Problem details: Leave the pictures out and return every line below exactly.

[Stored dataset items]
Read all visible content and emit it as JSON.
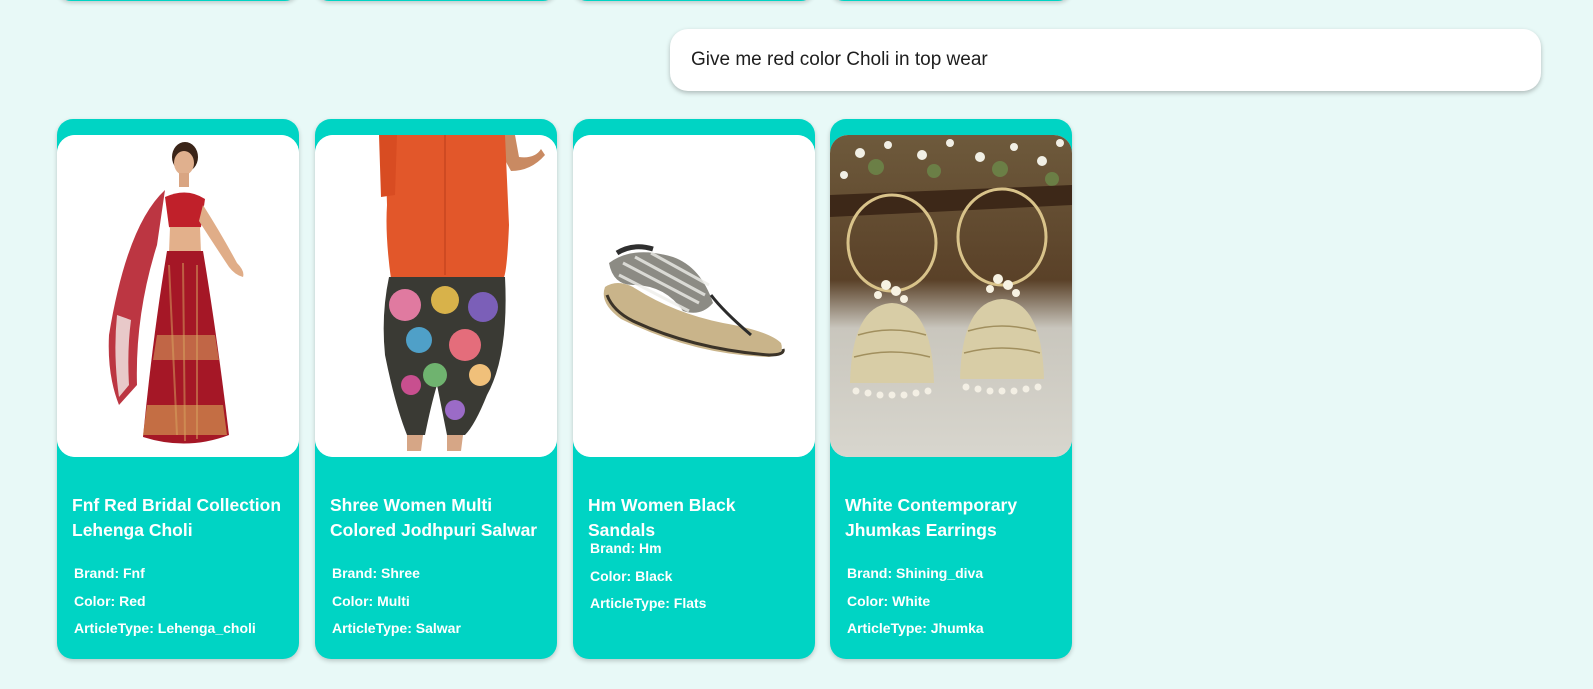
{
  "chat": {
    "user_message": "Give me red color Choli in top wear"
  },
  "labels": {
    "brand": "Brand: ",
    "color": "Color: ",
    "article_type": "ArticleType: "
  },
  "products": [
    {
      "title": "Fnf Red Bridal Collection Lehenga Choli",
      "brand": "Fnf",
      "color": "Red",
      "article_type": "Lehenga_choli",
      "image_icon": "lehenga-choli-image"
    },
    {
      "title": "Shree Women Multi Colored Jodhpuri Salwar",
      "brand": "Shree",
      "color": "Multi",
      "article_type": "Salwar",
      "image_icon": "salwar-image"
    },
    {
      "title": "Hm Women Black Sandals",
      "brand": "Hm",
      "color": "Black",
      "article_type": "Flats",
      "image_icon": "sandal-image"
    },
    {
      "title": "White Contemporary Jhumkas Earrings",
      "brand": "Shining_diva",
      "color": "White",
      "article_type": "Jhumka",
      "image_icon": "jhumka-earrings-image"
    }
  ],
  "colors": {
    "card_accent": "#00d4c4",
    "page_background": "#e8f9f7"
  }
}
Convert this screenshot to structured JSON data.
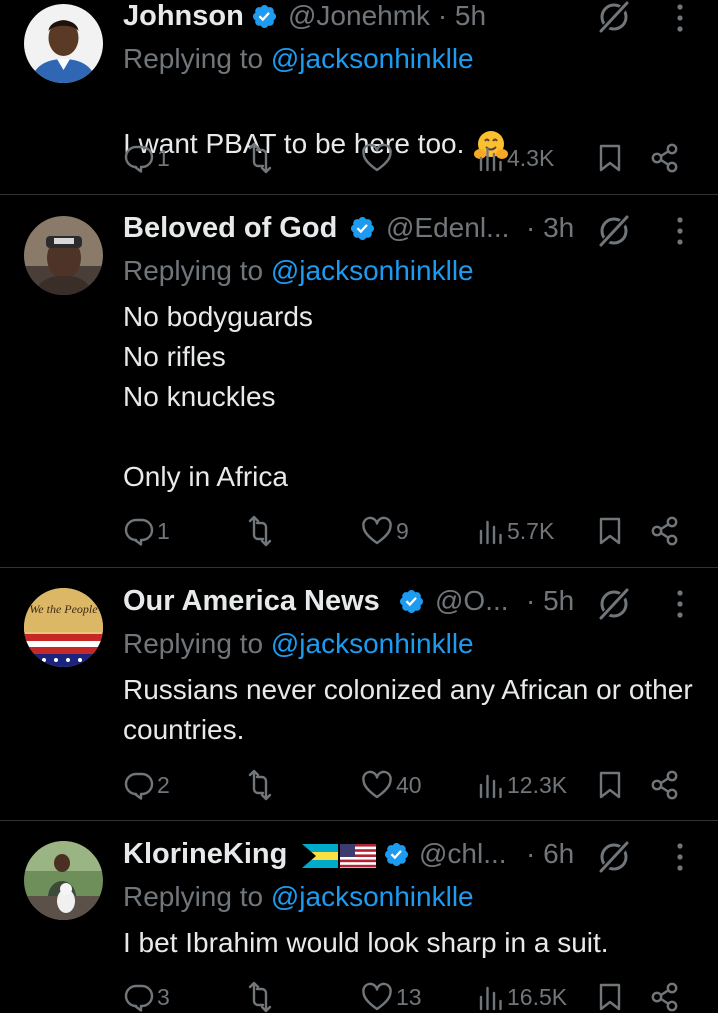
{
  "tweets": [
    {
      "name": "Johnson",
      "handle": "@Jonehmk · 5h",
      "replying_prefix": "Replying to ",
      "replying_to": "@jacksonhinklle",
      "text": "I want PBAT to be here too.",
      "emoji": "hugging-face",
      "replies": "1",
      "reposts": "",
      "likes": "",
      "views": "4.3K"
    },
    {
      "name": "Beloved of God",
      "handle": "@Edenl...",
      "time": "· 3h",
      "replying_prefix": "Replying to ",
      "replying_to": "@jacksonhinklle",
      "text": "No bodyguards\nNo rifles\nNo knuckles\n\nOnly in Africa",
      "replies": "1",
      "reposts": "",
      "likes": "9",
      "views": "5.7K"
    },
    {
      "name": "Our America News",
      "handle": "@O...",
      "time": "· 5h",
      "replying_prefix": "Replying to ",
      "replying_to": "@jacksonhinklle",
      "text": "Russians never colonized any African or other countries.",
      "avatar_text": "We the People",
      "replies": "2",
      "reposts": "",
      "likes": "40",
      "views": "12.3K"
    },
    {
      "name": "KlorineKing",
      "flags": [
        "bahamas-flag",
        "us-flag"
      ],
      "handle": "@chl...",
      "time": "· 6h",
      "replying_prefix": "Replying to ",
      "replying_to": "@jacksonhinklle",
      "text": "I bet Ibrahim would look sharp in a suit.",
      "replies": "3",
      "reposts": "",
      "likes": "13",
      "views": "16.5K"
    }
  ],
  "colors": {
    "background": "#000000",
    "text": "#e7e9ea",
    "muted": "#71767b",
    "accent": "#1d9bf0",
    "divider": "#2f3336"
  },
  "icons": [
    "verified-badge-icon",
    "grok-icon",
    "more-options-icon",
    "reply-icon",
    "repost-icon",
    "like-icon",
    "views-icon",
    "bookmark-icon",
    "share-icon"
  ]
}
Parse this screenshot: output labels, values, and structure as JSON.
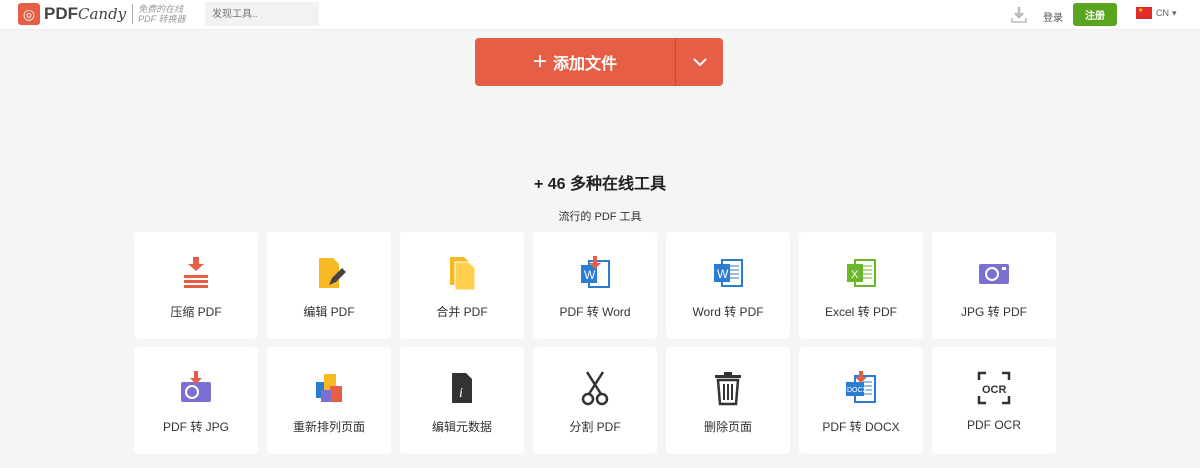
{
  "header": {
    "logo": "PDFCandy",
    "tagline1": "免费的在线",
    "tagline2": "PDF 转换器",
    "search_placeholder": "发现工具..",
    "login": "登录",
    "register": "注册",
    "lang": "CN"
  },
  "main": {
    "add_files": "添加文件",
    "tools_title": "+ 46 多种在线工具",
    "popular": "流行的 PDF 工具"
  },
  "tools": [
    {
      "label": "压缩 PDF",
      "icon": "compress-icon"
    },
    {
      "label": "编辑 PDF",
      "icon": "edit-icon"
    },
    {
      "label": "合并 PDF",
      "icon": "merge-icon"
    },
    {
      "label": "PDF 转 Word",
      "icon": "pdf-to-word-icon"
    },
    {
      "label": "Word 转 PDF",
      "icon": "word-icon"
    },
    {
      "label": "Excel 转 PDF",
      "icon": "excel-icon"
    },
    {
      "label": "JPG 转 PDF",
      "icon": "image-icon"
    },
    {
      "label": "PDF 转 JPG",
      "icon": "pdf-to-image-icon"
    },
    {
      "label": "重新排列页面",
      "icon": "rearrange-icon"
    },
    {
      "label": "编辑元数据",
      "icon": "metadata-icon"
    },
    {
      "label": "分割 PDF",
      "icon": "scissors-icon"
    },
    {
      "label": "删除页面",
      "icon": "trash-icon"
    },
    {
      "label": "PDF 转 DOCX",
      "icon": "docx-icon"
    },
    {
      "label": "PDF OCR",
      "icon": "ocr-icon"
    }
  ]
}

Answer:
Read all visible content and emit it as JSON.
{
  "chat": {
    "user_message": "Give me red color Choli in top wear"
  },
  "labels": {
    "brand": "Brand: ",
    "color": "Color: ",
    "article_type": "ArticleType: "
  },
  "products": [
    {
      "title": "Fnf Red Bridal Collection Lehenga Choli",
      "brand": "Fnf",
      "color": "Red",
      "article_type": "Lehenga_choli",
      "image_icon": "lehenga-choli-image"
    },
    {
      "title": "Shree Women Multi Colored Jodhpuri Salwar",
      "brand": "Shree",
      "color": "Multi",
      "article_type": "Salwar",
      "image_icon": "salwar-image"
    },
    {
      "title": "Hm Women Black Sandals",
      "brand": "Hm",
      "color": "Black",
      "article_type": "Flats",
      "image_icon": "sandal-image"
    },
    {
      "title": "White Contemporary Jhumkas Earrings",
      "brand": "Shining_diva",
      "color": "White",
      "article_type": "Jhumka",
      "image_icon": "jhumka-earrings-image"
    }
  ],
  "colors": {
    "card_accent": "#00d4c4",
    "page_background": "#e8f9f7"
  }
}
Convert this screenshot to structured JSON data.
{
  "tweets": [
    {
      "name": "Johnson",
      "handle": "@Jonehmk · 5h",
      "replying_prefix": "Replying to ",
      "replying_to": "@jacksonhinklle",
      "text": "I want PBAT to be here too.",
      "emoji": "hugging-face",
      "replies": "1",
      "reposts": "",
      "likes": "",
      "views": "4.3K"
    },
    {
      "name": "Beloved of God",
      "handle": "@Edenl...",
      "time": "· 3h",
      "replying_prefix": "Replying to ",
      "replying_to": "@jacksonhinklle",
      "text": "No bodyguards\nNo rifles\nNo knuckles\n\nOnly in Africa",
      "replies": "1",
      "reposts": "",
      "likes": "9",
      "views": "5.7K"
    },
    {
      "name": "Our America News",
      "handle": "@O...",
      "time": "· 5h",
      "replying_prefix": "Replying to ",
      "replying_to": "@jacksonhinklle",
      "text": "Russians never colonized any African or other countries.",
      "avatar_text": "We the People",
      "replies": "2",
      "reposts": "",
      "likes": "40",
      "views": "12.3K"
    },
    {
      "name": "KlorineKing",
      "flags": [
        "bahamas-flag",
        "us-flag"
      ],
      "handle": "@chl...",
      "time": "· 6h",
      "replying_prefix": "Replying to ",
      "replying_to": "@jacksonhinklle",
      "text": "I bet Ibrahim would look sharp in a suit.",
      "replies": "3",
      "reposts": "",
      "likes": "13",
      "views": "16.5K"
    }
  ],
  "colors": {
    "background": "#000000",
    "text": "#e7e9ea",
    "muted": "#71767b",
    "accent": "#1d9bf0",
    "divider": "#2f3336"
  },
  "icons": [
    "verified-badge-icon",
    "grok-icon",
    "more-options-icon",
    "reply-icon",
    "repost-icon",
    "like-icon",
    "views-icon",
    "bookmark-icon",
    "share-icon"
  ]
}
Parse this screenshot: output labels, values, and structure as JSON.
{
  "header": {
    "logo": "PDFCandy",
    "tagline1": "免费的在线",
    "tagline2": "PDF 转换器",
    "search_placeholder": "发现工具..",
    "login": "登录",
    "register": "注册",
    "lang": "CN"
  },
  "main": {
    "add_files": "添加文件",
    "tools_title": "+ 46 多种在线工具",
    "popular": "流行的 PDF 工具"
  },
  "tools": [
    {
      "label": "压缩 PDF",
      "icon": "compress-icon"
    },
    {
      "label": "编辑 PDF",
      "icon": "edit-icon"
    },
    {
      "label": "合并 PDF",
      "icon": "merge-icon"
    },
    {
      "label": "PDF 转 Word",
      "icon": "pdf-to-word-icon"
    },
    {
      "label": "Word 转 PDF",
      "icon": "word-icon"
    },
    {
      "label": "Excel 转 PDF",
      "icon": "excel-icon"
    },
    {
      "label": "JPG 转 PDF",
      "icon": "image-icon"
    },
    {
      "label": "PDF 转 JPG",
      "icon": "pdf-to-image-icon"
    },
    {
      "label": "重新排列页面",
      "icon": "rearrange-icon"
    },
    {
      "label": "编辑元数据",
      "icon": "metadata-icon"
    },
    {
      "label": "分割 PDF",
      "icon": "scissors-icon"
    },
    {
      "label": "删除页面",
      "icon": "trash-icon"
    },
    {
      "label": "PDF 转 DOCX",
      "icon": "docx-icon"
    },
    {
      "label": "PDF OCR",
      "icon": "ocr-icon"
    }
  ]
}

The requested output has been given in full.